A 70-page report by the Institute for Public Policy Research, Don’t Bank On It: The Financialisation of the UK Economy, claims that while the UK’s financial services industry is an important source of earnings for the UK, its performance has not benefited the rest of the economy.
Tony Dolphin, the report’s author and senior economist for the IPPR, said that the industry had been the main driver in the process of rent extraction – where an organisation makes a profit by manipulating the economy, rather than by creating new wealth, and without contributing to a society.
He also claimed that massive increases in income for those at the top of the industry had affected pay inequality in the economy as a whole, and suggested that directors should be held responsible for losses.
Laying out recommendations to reform the financial services industry, he also called for increased transparency and competition.
The proposals included:
• Retail and investment banking activities should be split into separate organisations.
• Competition in retail banking should be increased by reducing barriers to entry.
• Risk-taking in investment banking should be reduced by, for example, making senior directors and managers liable for financial loss when things go wrong.

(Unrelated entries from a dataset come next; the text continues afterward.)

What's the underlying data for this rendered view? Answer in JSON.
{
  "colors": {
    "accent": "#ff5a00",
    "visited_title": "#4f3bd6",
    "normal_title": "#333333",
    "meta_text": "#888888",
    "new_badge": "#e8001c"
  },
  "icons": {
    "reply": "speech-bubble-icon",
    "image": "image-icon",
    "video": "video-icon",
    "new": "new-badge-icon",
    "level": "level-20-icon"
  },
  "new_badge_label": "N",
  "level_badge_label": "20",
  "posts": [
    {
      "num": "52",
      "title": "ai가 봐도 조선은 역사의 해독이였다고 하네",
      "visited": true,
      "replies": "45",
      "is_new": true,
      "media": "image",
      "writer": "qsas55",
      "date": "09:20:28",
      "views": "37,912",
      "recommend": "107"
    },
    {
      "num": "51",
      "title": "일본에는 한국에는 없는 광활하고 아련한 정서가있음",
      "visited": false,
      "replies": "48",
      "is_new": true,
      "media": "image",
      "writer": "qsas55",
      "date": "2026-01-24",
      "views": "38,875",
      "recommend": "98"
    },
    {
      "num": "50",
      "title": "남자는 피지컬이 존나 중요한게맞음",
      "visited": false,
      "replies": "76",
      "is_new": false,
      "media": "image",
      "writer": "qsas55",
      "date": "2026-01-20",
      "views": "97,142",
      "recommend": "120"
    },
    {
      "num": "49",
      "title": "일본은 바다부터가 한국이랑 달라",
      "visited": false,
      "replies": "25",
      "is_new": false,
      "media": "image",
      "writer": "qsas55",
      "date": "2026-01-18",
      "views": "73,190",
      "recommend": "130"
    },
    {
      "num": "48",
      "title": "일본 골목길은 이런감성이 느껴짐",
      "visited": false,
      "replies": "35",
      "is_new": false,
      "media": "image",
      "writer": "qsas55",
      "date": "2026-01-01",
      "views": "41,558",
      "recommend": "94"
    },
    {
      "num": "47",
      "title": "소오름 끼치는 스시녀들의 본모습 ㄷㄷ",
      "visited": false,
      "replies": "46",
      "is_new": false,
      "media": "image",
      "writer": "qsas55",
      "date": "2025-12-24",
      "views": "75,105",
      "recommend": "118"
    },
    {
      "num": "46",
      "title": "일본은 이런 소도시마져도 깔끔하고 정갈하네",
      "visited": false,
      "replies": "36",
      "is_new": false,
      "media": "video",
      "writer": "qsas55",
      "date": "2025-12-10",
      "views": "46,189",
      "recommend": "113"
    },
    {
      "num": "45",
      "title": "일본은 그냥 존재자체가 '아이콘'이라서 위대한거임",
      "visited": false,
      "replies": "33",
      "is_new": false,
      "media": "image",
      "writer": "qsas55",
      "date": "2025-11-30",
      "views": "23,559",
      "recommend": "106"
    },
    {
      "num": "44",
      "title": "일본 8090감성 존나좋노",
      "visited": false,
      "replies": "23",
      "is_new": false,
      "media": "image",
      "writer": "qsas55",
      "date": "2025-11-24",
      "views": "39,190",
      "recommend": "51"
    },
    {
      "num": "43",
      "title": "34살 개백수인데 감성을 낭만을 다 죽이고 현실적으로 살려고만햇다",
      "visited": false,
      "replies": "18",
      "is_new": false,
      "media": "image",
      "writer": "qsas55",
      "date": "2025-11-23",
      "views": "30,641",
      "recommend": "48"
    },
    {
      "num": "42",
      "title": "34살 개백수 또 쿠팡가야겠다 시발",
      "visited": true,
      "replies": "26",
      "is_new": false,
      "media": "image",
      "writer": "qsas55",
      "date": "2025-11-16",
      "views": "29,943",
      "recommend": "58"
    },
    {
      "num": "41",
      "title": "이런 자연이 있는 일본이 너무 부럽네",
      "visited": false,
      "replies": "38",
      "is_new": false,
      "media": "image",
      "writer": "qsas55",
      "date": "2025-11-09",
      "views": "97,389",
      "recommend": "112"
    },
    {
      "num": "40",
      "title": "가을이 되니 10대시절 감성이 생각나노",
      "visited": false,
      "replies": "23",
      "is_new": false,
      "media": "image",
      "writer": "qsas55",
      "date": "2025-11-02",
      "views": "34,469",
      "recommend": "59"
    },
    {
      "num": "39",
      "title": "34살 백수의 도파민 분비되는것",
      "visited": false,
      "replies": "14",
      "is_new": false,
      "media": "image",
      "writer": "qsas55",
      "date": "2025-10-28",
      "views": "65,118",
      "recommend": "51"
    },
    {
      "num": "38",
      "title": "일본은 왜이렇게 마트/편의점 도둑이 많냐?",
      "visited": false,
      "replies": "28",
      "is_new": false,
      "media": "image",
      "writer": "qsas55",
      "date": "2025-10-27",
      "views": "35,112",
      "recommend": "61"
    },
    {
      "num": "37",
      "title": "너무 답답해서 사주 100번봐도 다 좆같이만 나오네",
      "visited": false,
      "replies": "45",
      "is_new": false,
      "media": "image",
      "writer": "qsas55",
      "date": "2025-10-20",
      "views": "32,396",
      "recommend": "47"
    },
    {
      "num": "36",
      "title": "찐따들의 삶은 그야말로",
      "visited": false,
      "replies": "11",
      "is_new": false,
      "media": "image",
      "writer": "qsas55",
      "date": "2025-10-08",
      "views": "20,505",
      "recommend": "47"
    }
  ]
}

• A British investment bank should be set up to fill the financing gaps left by commercial banks.
• Investors should stop paying high fees for what can only, on average, be investment performance in line with the market.
• More should be done to make the case for wide-ranging financial transaction taxes and to explore ways to minimise avoidance.
• The overall level of credit in the economy, in particular speculative credit, should be controlled.
Michael Mainelli, chairman of financial consultancy Z/Yen, agreed that banks should be split up, competition should be increased and risk-taking should be reduced by making managers liable for losses.
However he disagreed with the introduction of financial taxes, claiming “tax is tax and hypothecating it never works, pure posturing”. He also disagreed with the launch of a British investment bank, stating it would displace private sector initiatives.
Ashley Clark, director of London-based needanadviser.com, said: “These proposals seem very similar to those announced within the European Stability Mechanism treaty.
“Some of the proposals make sense, especially when talking about accountability for regulators and senior officials at high-risk consumer detriment firms such as banks, and I agree they should be broken up. The difficulty with this is that it will almost certainly spell the end of free banking in the UK.”